EXERCISE AIM | Filter the records for lines holding the string "this".
[[ PROVIDED DATA, beginning ]]
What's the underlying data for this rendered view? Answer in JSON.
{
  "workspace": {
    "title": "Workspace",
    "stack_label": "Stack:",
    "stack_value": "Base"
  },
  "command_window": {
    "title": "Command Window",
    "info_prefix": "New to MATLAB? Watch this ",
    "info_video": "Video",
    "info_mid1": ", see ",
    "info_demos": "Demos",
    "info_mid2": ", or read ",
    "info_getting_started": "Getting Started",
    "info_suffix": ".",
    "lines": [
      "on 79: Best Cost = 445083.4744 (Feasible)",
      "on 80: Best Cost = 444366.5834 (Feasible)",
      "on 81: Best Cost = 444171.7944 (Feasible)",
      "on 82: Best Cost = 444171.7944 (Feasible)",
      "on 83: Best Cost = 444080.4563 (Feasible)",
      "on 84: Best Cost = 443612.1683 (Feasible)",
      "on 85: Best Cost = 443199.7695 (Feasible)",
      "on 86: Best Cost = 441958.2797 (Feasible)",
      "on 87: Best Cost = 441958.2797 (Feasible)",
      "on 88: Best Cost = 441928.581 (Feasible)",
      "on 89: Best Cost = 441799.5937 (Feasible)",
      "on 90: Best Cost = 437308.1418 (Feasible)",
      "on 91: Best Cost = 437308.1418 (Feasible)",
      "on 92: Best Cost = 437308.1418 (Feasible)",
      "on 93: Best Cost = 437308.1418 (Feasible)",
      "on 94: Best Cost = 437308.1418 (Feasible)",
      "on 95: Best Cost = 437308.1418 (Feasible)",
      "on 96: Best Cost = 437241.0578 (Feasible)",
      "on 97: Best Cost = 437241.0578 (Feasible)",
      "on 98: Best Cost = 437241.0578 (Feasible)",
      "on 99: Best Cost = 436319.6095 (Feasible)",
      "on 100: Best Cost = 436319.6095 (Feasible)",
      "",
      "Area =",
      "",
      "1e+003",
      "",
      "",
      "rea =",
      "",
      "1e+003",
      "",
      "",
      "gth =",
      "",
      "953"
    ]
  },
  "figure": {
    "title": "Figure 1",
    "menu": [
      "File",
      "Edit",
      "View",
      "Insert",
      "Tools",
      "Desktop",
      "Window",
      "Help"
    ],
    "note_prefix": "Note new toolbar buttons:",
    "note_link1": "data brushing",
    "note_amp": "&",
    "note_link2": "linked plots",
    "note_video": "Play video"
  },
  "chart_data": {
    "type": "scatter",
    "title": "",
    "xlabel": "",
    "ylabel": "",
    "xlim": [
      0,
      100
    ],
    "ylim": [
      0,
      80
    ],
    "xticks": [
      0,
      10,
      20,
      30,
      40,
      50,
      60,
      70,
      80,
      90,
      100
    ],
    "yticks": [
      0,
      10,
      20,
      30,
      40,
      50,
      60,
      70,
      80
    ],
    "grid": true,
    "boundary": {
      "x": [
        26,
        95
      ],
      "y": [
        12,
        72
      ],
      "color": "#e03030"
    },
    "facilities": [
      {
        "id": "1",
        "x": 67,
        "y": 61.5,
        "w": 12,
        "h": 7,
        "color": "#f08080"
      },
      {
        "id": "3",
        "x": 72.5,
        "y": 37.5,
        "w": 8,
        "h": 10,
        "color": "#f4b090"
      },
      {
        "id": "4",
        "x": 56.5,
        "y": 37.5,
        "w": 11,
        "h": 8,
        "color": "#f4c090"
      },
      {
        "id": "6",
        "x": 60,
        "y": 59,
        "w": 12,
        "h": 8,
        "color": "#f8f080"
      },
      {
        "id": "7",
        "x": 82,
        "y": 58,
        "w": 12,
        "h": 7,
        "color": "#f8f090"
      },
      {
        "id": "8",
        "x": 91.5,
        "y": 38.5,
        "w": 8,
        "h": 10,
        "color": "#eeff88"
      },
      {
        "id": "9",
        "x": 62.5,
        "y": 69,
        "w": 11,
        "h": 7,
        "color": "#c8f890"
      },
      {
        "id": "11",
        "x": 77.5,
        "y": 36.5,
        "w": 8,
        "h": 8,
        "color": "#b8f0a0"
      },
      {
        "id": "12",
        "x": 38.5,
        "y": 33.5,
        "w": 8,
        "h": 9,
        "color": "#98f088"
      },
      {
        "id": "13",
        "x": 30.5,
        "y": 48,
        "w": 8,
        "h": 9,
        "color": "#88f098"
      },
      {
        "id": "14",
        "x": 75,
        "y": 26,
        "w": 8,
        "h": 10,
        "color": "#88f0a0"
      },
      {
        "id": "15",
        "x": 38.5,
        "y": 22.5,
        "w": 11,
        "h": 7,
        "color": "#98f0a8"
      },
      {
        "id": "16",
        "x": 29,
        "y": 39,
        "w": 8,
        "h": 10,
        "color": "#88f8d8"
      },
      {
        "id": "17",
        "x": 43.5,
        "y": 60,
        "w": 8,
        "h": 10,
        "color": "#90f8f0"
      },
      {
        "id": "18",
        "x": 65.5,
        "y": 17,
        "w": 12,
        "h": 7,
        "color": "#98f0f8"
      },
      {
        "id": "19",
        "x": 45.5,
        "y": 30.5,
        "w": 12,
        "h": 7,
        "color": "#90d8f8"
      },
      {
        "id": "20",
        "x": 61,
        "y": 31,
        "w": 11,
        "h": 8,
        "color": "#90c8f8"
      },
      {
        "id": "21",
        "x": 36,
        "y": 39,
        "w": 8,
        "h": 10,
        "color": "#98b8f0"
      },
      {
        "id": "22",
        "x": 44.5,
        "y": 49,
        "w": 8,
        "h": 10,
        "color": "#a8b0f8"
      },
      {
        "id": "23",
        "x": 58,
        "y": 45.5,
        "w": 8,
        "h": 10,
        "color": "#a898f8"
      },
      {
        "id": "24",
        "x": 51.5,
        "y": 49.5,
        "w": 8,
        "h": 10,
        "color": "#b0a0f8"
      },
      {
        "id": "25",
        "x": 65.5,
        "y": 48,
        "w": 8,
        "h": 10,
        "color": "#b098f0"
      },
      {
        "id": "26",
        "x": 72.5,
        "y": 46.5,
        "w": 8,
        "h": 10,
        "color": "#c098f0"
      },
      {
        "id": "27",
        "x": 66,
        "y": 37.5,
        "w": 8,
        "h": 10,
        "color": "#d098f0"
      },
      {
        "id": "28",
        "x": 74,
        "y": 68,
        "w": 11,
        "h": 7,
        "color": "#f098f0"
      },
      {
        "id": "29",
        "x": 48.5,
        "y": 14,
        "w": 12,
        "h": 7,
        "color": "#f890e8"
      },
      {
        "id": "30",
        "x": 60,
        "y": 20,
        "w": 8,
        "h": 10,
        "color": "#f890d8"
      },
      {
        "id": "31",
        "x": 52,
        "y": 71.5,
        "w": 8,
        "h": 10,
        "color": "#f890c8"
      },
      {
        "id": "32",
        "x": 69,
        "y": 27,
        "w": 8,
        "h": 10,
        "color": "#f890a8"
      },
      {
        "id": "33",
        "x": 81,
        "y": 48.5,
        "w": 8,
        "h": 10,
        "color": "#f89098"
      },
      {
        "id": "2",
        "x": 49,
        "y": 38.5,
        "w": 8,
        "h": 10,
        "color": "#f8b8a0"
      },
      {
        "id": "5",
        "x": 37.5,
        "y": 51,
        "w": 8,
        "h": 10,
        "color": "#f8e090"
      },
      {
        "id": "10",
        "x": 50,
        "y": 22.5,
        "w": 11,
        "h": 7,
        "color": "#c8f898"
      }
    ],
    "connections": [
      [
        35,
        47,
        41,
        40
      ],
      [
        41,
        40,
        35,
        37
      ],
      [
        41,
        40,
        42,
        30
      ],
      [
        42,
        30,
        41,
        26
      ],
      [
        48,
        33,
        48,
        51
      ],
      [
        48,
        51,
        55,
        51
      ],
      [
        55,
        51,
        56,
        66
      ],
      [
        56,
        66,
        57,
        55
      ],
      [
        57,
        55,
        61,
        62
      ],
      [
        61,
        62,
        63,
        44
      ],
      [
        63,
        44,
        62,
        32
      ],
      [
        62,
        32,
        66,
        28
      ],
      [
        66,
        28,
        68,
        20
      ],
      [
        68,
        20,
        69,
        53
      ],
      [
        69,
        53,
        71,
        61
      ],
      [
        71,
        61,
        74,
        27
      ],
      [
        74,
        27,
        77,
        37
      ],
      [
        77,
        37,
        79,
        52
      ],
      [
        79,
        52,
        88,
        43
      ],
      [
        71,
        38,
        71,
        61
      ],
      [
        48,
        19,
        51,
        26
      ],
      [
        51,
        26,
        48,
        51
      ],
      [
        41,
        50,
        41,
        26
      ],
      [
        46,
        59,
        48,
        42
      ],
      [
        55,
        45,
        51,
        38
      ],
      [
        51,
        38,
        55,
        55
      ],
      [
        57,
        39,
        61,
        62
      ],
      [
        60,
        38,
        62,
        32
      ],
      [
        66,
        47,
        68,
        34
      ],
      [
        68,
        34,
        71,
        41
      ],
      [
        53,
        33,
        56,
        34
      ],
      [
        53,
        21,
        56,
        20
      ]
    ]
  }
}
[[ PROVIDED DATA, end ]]
RESPONSE BELOW |
What's the underlying data for this rendered view? Answer in JSON.
    "info_prefix": "New to MATLAB? Watch this ",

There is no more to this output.